Whatever you may think, however, of all that has been said of the many mansions in our Father's house, there is this thought that must appear clear enough to you all that Heaven is something vast. They are altogether mistaken in their conception of it, and have no sympathy with its spirit, with what the Bible says of it, who look upon it as the meeting place of a sect, a sort of little room where a small party are to be gathered together. Oh no! There is a "great multitude" there, "which no man can number," and they come from no land in particular, but from every nation, and kindred, and people, and tribe, and tongue, "a great multitude which no man can number."

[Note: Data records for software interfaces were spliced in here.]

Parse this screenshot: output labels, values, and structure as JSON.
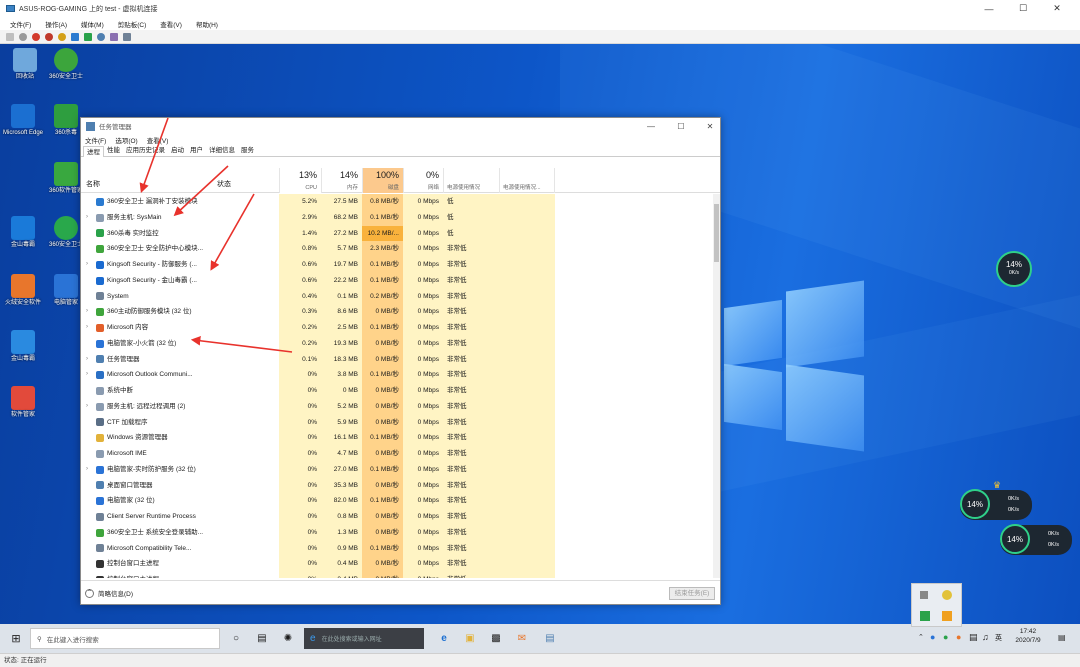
{
  "vm": {
    "title": "ASUS-ROG-GAMING 上的 test - 虚拟机连接",
    "menu": [
      "文件(F)",
      "操作(A)",
      "媒体(M)",
      "剪贴板(C)",
      "查看(V)",
      "帮助(H)"
    ],
    "status": "状态: 正在运行"
  },
  "desktop_icons": [
    {
      "label": "回收站",
      "color": "#6fa8dc"
    },
    {
      "label": "360安全卫士",
      "color": "#3ca53c"
    },
    {
      "label": "Microsoft Edge",
      "color": "#1b6fd1"
    },
    {
      "label": "360杀毒",
      "color": "#2e9e3f"
    },
    {
      "label": "360软件管家",
      "color": "#39a83f"
    },
    {
      "label": "金山毒霸",
      "color": "#1a7ad9"
    },
    {
      "label": "360安全卫士",
      "color": "#29a84b"
    },
    {
      "label": "火绒安全软件",
      "color": "#e8762c"
    },
    {
      "label": "电脑管家",
      "color": "#2a73d6"
    },
    {
      "label": "金山毒霸",
      "color": "#2a8ae0"
    },
    {
      "label": "软件管家",
      "color": "#e24a3b"
    }
  ],
  "task_manager": {
    "title": "任务管理器",
    "menu": [
      "文件(F)",
      "选项(O)",
      "查看(V)"
    ],
    "tabs": [
      "进程",
      "性能",
      "应用历史记录",
      "启动",
      "用户",
      "详细信息",
      "服务"
    ],
    "columns": {
      "name": "名称",
      "status": "状态",
      "cpu_pct": "13%",
      "cpu": "CPU",
      "mem_pct": "14%",
      "mem": "内存",
      "disk_pct": "100%",
      "disk": "磁盘",
      "net_pct": "0%",
      "net": "网络",
      "power": "电源使用情况",
      "power_trend": "电源使用情况..."
    },
    "processes": [
      {
        "name": "360安全卫士 漏洞补丁安装模块",
        "expand": false,
        "icon": "#2a7ad0",
        "cpu": "5.2%",
        "mem": "27.5 MB",
        "disk": "0.8 MB/秒",
        "net": "0 Mbps",
        "power": "低"
      },
      {
        "name": "服务主机: SysMain",
        "expand": true,
        "icon": "#8a9bb0",
        "cpu": "2.9%",
        "mem": "68.2 MB",
        "disk": "0.1 MB/秒",
        "net": "0 Mbps",
        "power": "低"
      },
      {
        "name": "360杀毒 实时监控",
        "expand": false,
        "icon": "#2aa24a",
        "cpu": "1.4%",
        "mem": "27.2 MB",
        "disk": "10.2 MB/...",
        "net": "0 Mbps",
        "power": "低"
      },
      {
        "name": "360安全卫士 安全防护中心模块...",
        "expand": false,
        "icon": "#3fa53c",
        "cpu": "0.8%",
        "mem": "5.7 MB",
        "disk": "2.3 MB/秒",
        "net": "0 Mbps",
        "power": "非常低"
      },
      {
        "name": "Kingsoft Security - 防御服务 (...",
        "expand": true,
        "icon": "#1a6ad0",
        "cpu": "0.6%",
        "mem": "19.7 MB",
        "disk": "0.1 MB/秒",
        "net": "0 Mbps",
        "power": "非常低"
      },
      {
        "name": "Kingsoft Security - 金山毒霸 (...",
        "expand": false,
        "icon": "#1a6ad0",
        "cpu": "0.6%",
        "mem": "22.2 MB",
        "disk": "0.1 MB/秒",
        "net": "0 Mbps",
        "power": "非常低"
      },
      {
        "name": "System",
        "expand": false,
        "icon": "#6f8196",
        "cpu": "0.4%",
        "mem": "0.1 MB",
        "disk": "0.2 MB/秒",
        "net": "0 Mbps",
        "power": "非常低"
      },
      {
        "name": "360主动防御服务模块 (32 位)",
        "expand": true,
        "icon": "#3fa53c",
        "cpu": "0.3%",
        "mem": "8.6 MB",
        "disk": "0 MB/秒",
        "net": "0 Mbps",
        "power": "非常低"
      },
      {
        "name": "Microsoft 内容",
        "expand": true,
        "icon": "#e25f2a",
        "cpu": "0.2%",
        "mem": "2.5 MB",
        "disk": "0.1 MB/秒",
        "net": "0 Mbps",
        "power": "非常低"
      },
      {
        "name": "电脑管家-小火箭 (32 位)",
        "expand": false,
        "icon": "#2a73d6",
        "cpu": "0.2%",
        "mem": "19.3 MB",
        "disk": "0 MB/秒",
        "net": "0 Mbps",
        "power": "非常低"
      },
      {
        "name": "任务管理器",
        "expand": true,
        "icon": "#4f7fb0",
        "cpu": "0.1%",
        "mem": "18.3 MB",
        "disk": "0 MB/秒",
        "net": "0 Mbps",
        "power": "非常低"
      },
      {
        "name": "Microsoft Outlook Communi...",
        "expand": true,
        "icon": "#2a6fc4",
        "cpu": "0%",
        "mem": "3.8 MB",
        "disk": "0.1 MB/秒",
        "net": "0 Mbps",
        "power": "非常低"
      },
      {
        "name": "系统中断",
        "expand": false,
        "icon": "#8a9bb0",
        "cpu": "0%",
        "mem": "0 MB",
        "disk": "0 MB/秒",
        "net": "0 Mbps",
        "power": "非常低"
      },
      {
        "name": "服务主机: 远程过程调用 (2)",
        "expand": true,
        "icon": "#8a9bb0",
        "cpu": "0%",
        "mem": "5.2 MB",
        "disk": "0 MB/秒",
        "net": "0 Mbps",
        "power": "非常低"
      },
      {
        "name": "CTF 加载程序",
        "expand": false,
        "icon": "#5a6e86",
        "cpu": "0%",
        "mem": "5.9 MB",
        "disk": "0 MB/秒",
        "net": "0 Mbps",
        "power": "非常低"
      },
      {
        "name": "Windows 资源管理器",
        "expand": false,
        "icon": "#e2b23a",
        "cpu": "0%",
        "mem": "16.1 MB",
        "disk": "0.1 MB/秒",
        "net": "0 Mbps",
        "power": "非常低"
      },
      {
        "name": "Microsoft IME",
        "expand": false,
        "icon": "#8a9bb0",
        "cpu": "0%",
        "mem": "4.7 MB",
        "disk": "0 MB/秒",
        "net": "0 Mbps",
        "power": "非常低"
      },
      {
        "name": "电脑管家-实时防护服务 (32 位)",
        "expand": true,
        "icon": "#2a73d6",
        "cpu": "0%",
        "mem": "27.0 MB",
        "disk": "0.1 MB/秒",
        "net": "0 Mbps",
        "power": "非常低"
      },
      {
        "name": "桌面窗口管理器",
        "expand": false,
        "icon": "#4f7fb0",
        "cpu": "0%",
        "mem": "35.3 MB",
        "disk": "0 MB/秒",
        "net": "0 Mbps",
        "power": "非常低"
      },
      {
        "name": "电脑管家 (32 位)",
        "expand": false,
        "icon": "#2a73d6",
        "cpu": "0%",
        "mem": "82.0 MB",
        "disk": "0.1 MB/秒",
        "net": "0 Mbps",
        "power": "非常低"
      },
      {
        "name": "Client Server Runtime Process",
        "expand": false,
        "icon": "#6f8196",
        "cpu": "0%",
        "mem": "0.8 MB",
        "disk": "0 MB/秒",
        "net": "0 Mbps",
        "power": "非常低"
      },
      {
        "name": "360安全卫士 系统安全登录辅助...",
        "expand": false,
        "icon": "#3fa53c",
        "cpu": "0%",
        "mem": "1.3 MB",
        "disk": "0 MB/秒",
        "net": "0 Mbps",
        "power": "非常低"
      },
      {
        "name": "Microsoft Compatibility Tele...",
        "expand": false,
        "icon": "#6f8196",
        "cpu": "0%",
        "mem": "0.9 MB",
        "disk": "0.1 MB/秒",
        "net": "0 Mbps",
        "power": "非常低"
      },
      {
        "name": "控制台窗口主进程",
        "expand": false,
        "icon": "#333333",
        "cpu": "0%",
        "mem": "0.4 MB",
        "disk": "0 MB/秒",
        "net": "0 Mbps",
        "power": "非常低"
      },
      {
        "name": "控制台窗口主进程",
        "expand": false,
        "icon": "#333333",
        "cpu": "0%",
        "mem": "0.4 MB",
        "disk": "0 MB/秒",
        "net": "0 Mbps",
        "power": "非常低"
      }
    ],
    "footer": {
      "less_details": "简略信息(D)",
      "end_task": "结束任务(E)"
    }
  },
  "widgets": {
    "gauge_a": "14%",
    "rate_a": "0K/s",
    "gauge_b": "14%",
    "rate_b1": "0K/s",
    "rate_b2": "0K/s",
    "gauge_c": "14%",
    "rate_c1": "0K/s",
    "rate_c2": "0K/s"
  },
  "taskbar": {
    "search_placeholder": "在此键入进行搜索",
    "edge_prompt": "在此处搜索或输入网址",
    "ime": "英",
    "time": "17:42",
    "date": "2020/7/9"
  },
  "colors": {
    "cpu_col": "#fff4c4",
    "disk_col": "#ffd38a",
    "disk_highlight": "#f9b23c",
    "header_disk": "#fcc98d",
    "arrow": "#e8322c"
  }
}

It has nothing in harmony with those little feelings which we are sometimes apt to have. I am grieved when I hear men quote the passage, "Fear not, little flock, it is your Father's good pleasure to give you the kingdom" quoting it, not because it contains a blessed promise for those to whom it applies, not rejoicing in the promise, but rejoicing because God's flock is a "little flock." I hold that it is a spirit altogether unchristian. God has His own people in the earth that is true; but let us rather cherish that expansive benevolence which will rejoice in the thought that there may be many more who are His people than we are prone to suppose; that in that better land we shall find many whom we did not expect to see; that from various nations they will come and will form a great multitude.

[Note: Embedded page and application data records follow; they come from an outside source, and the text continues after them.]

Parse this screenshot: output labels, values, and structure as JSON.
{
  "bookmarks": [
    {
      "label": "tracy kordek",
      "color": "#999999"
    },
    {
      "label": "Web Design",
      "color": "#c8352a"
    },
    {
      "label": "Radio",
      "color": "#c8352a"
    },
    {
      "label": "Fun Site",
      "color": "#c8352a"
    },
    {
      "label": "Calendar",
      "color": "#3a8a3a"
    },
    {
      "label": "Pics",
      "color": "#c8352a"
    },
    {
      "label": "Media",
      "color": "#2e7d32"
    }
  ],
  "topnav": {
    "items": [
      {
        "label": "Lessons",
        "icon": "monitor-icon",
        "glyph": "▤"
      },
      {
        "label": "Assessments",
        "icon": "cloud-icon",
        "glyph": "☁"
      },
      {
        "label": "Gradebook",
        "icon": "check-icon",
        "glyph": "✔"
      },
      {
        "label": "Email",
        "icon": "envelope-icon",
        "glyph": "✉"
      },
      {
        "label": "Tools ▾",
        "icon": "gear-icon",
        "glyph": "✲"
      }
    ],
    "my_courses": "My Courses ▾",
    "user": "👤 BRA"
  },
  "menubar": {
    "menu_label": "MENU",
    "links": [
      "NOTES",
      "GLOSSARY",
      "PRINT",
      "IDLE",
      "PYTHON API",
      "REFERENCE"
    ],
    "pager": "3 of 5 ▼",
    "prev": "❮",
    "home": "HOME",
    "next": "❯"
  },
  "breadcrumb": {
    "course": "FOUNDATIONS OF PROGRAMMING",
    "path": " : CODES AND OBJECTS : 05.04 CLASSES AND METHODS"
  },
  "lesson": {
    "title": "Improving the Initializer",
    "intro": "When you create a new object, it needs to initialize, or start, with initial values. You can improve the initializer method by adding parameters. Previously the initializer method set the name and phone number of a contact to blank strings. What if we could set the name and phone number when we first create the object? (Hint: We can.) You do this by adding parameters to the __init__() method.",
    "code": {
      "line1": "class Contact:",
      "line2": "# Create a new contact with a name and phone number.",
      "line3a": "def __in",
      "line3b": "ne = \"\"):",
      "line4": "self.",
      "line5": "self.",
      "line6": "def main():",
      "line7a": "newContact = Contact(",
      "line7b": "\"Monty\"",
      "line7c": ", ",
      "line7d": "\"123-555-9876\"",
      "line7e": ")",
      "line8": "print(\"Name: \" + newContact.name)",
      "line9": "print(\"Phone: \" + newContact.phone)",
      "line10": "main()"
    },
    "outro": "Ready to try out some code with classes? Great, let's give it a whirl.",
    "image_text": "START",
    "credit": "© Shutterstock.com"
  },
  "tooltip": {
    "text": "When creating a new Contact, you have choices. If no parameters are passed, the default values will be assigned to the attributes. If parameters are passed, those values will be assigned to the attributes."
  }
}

That is the feeling we ought to cherish. If it be the case that few get to Heaven, that many perish, it is not a thing to be rejoiced in, but a thing to be mourned over; and instead of contending with a paltry pettiness for the littleness of the number who shall appear there, let us rather labor that we may be among that great number, and labor to bring many more with us, who, in the day of the Savior's coming, will hail us as those to whose instrumentality they have been indebted for their salvation, through whom they have been brought to swell the ranks of the redeemed.
And now, in conclusion, some will say that such a subject as this is not practical. Well, in one sense it is not and yet I think it has a very practical tendency. Is it not practical to show you something of the attractions of Heaven . . .
so that you may desire it very powerfully;
so that you may daily live in cultivating a fitness for its enjoyment;
so that you may seek to lay up for yourselves a treasure there?
Surely that is practical enough. I tell you what I think: anything is practical which will . . .
make you think less of this poor world,
make you think more of the world which is to come,
wean your affections from earth,
lead you to long after Heaven.
At all events this is practical: that Heaven, as vast as it is, will not receive you should you knock at its door, and it be found that you have come there with an unholy heart. In it "nothing shall enter which defiles, neither whatever works abomination or makes a lie, but those whose names are written in the Lamb's book of life."
Let me say to those who have good reason to think that their names are there: Oh! look upon that Heaven as your home; try to get your affections weaned from earth, and set them on things that are above. Remember, this is not your rest; your rest is there.
Habitually think of Heaven as your home, and when you contemplate death, it will have no terrors for you, and when you die you will be able to look upon your death as a going home, and to rejoice with one who said, as she lay in her dying agonies: "I'm going home! I'm going home!"